- Records:
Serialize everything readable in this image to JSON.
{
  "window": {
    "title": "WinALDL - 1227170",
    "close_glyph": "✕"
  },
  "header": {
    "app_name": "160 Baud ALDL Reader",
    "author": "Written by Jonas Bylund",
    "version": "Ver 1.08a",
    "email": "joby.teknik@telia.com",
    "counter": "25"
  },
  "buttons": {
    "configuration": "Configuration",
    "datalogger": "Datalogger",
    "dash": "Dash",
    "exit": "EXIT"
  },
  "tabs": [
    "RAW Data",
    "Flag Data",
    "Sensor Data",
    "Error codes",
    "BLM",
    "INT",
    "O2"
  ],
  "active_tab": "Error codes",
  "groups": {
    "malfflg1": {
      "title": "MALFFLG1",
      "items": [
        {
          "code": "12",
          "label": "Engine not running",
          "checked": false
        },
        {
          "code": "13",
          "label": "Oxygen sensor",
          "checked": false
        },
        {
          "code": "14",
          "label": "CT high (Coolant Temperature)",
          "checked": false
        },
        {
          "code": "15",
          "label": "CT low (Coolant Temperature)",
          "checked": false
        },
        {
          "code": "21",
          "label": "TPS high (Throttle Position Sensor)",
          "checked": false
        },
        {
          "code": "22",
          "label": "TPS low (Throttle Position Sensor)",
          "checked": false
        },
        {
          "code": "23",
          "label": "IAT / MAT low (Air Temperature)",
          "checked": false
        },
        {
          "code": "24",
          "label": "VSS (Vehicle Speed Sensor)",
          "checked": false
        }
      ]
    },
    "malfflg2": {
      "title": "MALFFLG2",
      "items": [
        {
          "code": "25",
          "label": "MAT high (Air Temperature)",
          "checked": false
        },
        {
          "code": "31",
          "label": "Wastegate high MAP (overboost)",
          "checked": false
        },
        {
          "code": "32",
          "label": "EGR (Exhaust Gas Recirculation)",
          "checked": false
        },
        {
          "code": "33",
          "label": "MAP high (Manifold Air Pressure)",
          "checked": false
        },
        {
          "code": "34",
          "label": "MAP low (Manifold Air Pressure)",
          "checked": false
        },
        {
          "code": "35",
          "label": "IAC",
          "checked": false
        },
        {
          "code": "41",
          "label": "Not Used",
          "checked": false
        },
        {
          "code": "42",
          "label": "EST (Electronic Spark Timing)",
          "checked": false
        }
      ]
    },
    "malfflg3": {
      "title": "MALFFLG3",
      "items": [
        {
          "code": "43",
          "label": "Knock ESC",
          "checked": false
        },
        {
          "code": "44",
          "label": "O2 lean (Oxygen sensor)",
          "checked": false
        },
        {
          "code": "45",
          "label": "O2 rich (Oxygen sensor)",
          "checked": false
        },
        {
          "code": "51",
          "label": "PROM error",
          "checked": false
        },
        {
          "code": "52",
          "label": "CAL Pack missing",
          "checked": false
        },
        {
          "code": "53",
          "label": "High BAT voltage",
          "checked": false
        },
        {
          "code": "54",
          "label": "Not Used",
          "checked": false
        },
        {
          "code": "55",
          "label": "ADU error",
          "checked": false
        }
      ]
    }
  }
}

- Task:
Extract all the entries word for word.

- Exercise output:
Serialize everything readable in this image to JSON.
{
  "window": {
    "title": "WinALDL - 1227170",
    "close_glyph": "✕"
  },
  "header": {
    "app_name": "160 Baud ALDL Reader",
    "author": "Written by Jonas Bylund",
    "version": "Ver 1.08a",
    "email": "joby.teknik@telia.com",
    "counter": "25"
  },
  "buttons": {
    "configuration": "Configuration",
    "datalogger": "Datalogger",
    "dash": "Dash",
    "exit": "EXIT"
  },
  "tabs": [
    "RAW Data",
    "Flag Data",
    "Sensor Data",
    "Error codes",
    "BLM",
    "INT",
    "O2"
  ],
  "active_tab": "Error codes",
  "groups": {
    "malfflg1": {
      "title": "MALFFLG1",
      "items": [
        {
          "code": "12",
          "label": "Engine not running",
          "checked": false
        },
        {
          "code": "13",
          "label": "Oxygen sensor",
          "checked": false
        },
        {
          "code": "14",
          "label": "CT high (Coolant Temperature)",
          "checked": false
        },
        {
          "code": "15",
          "label": "CT low (Coolant Temperature)",
          "checked": false
        },
        {
          "code": "21",
          "label": "TPS high (Throttle Position Sensor)",
          "checked": false
        },
        {
          "code": "22",
          "label": "TPS low (Throttle Position Sensor)",
          "checked": false
        },
        {
          "code": "23",
          "label": "IAT / MAT low (Air Temperature)",
          "checked": false
        },
        {
          "code": "24",
          "label": "VSS (Vehicle Speed Sensor)",
          "checked": false
        }
      ]
    },
    "malfflg2": {
      "title": "MALFFLG2",
      "items": [
        {
          "code": "25",
          "label": "MAT high (Air Temperature)",
          "checked": false
        },
        {
          "code": "31",
          "label": "Wastegate high MAP (overboost)",
          "checked": false
        },
        {
          "code": "32",
          "label": "EGR (Exhaust Gas Recirculation)",
          "checked": false
        },
        {
          "code": "33",
          "label": "MAP high (Manifold Air Pressure)",
          "checked": false
        },
        {
          "code": "34",
          "label": "MAP low (Manifold Air Pressure)",
          "checked": false
        },
        {
          "code": "35",
          "label": "IAC",
          "checked": false
        },
        {
          "code": "41",
          "label": "Not Used",
          "checked": false
        },
        {
          "code": "42",
          "label": "EST (Electronic Spark Timing)",
          "checked": false
        }
      ]
    },
    "malfflg3": {
      "title": "MALFFLG3",
      "items": [
        {
          "code": "43",
          "label": "Knock ESC",
          "checked": false
        },
        {
          "code": "44",
          "label": "O2 lean (Oxygen sensor)",
          "checked": false
        },
        {
          "code": "45",
          "label": "O2 rich (Oxygen sensor)",
          "checked": false
        },
        {
          "code": "51",
          "label": "PROM error",
          "checked": false
        },
        {
          "code": "52",
          "label": "CAL Pack missing",
          "checked": false
        },
        {
          "code": "53",
          "label": "High BAT voltage",
          "checked": false
        },
        {
          "code": "54",
          "label": "Not Used",
          "checked": false
        },
        {
          "code": "55",
          "label": "ADU error",
          "checked": false
        }
      ]
    }
  }
}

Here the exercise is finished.